I follow the mayor’s flirtation with a massive casino on the waterfront with great interest. I'm by no means puritanical but to me these places rob the soul - destroy lives - defile communities and drive deep sorrow. Yes, they are big fun and all that too.
Revenue is the big scream but do they really pay as advertised. I would suspect the payback to communities is on par with the pay back on individual slots - dimes and nickels in comparison to profits.
I've worked Vegas and Tahoe and had a blast. I invested possibly $40 gambling and that covers a lifetime. I didn't enjoy gambling. I was more enamoured with the countryside - adventure away from casinos – horseback riding – hiking wilderness.
I feel uneasy watching gambling movies.
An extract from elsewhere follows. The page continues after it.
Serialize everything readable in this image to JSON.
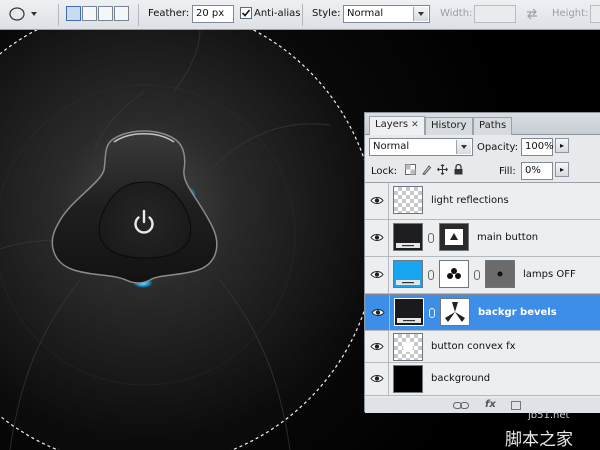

It's the loss, the persistent soul wrenching pain and recovery that makes one squeamish.
Years back I watched Louisiana governor Edwin Edwards drop thousands at a craps table at the MGM Grand. I must say the man wore the shine of big money. He showcased suits that reflect the sun, teeth glistened and hair so perfect only a mannequin would dare compete. He was the big loud dog at a table surrounded by gorgeous women and much like the movies a crowd of goobers. The big rooster mesmerized, embraced the dice, held hand high and launched down table. Then came the wind suck and gasp from onlookers. Loser! It was terribly amusing and truly sad. Edwards would eventually go to jail caught embezzling state funds for amusement, let me guess?
A good bit of lottery dollars have gone back in circulation and done a wealth of good. In times as these it’s necessary to be creative in finding dollars to keep a teetering economy afloat. I would think Woodbine Racetrack would be a more suitable location for a casino. Plenty land and long experience. The waterfront should be held in higher regard and we as citizens deserve a far more reflective, creative vision that the one celebrated by the mayor.
Truly not worth the gamble!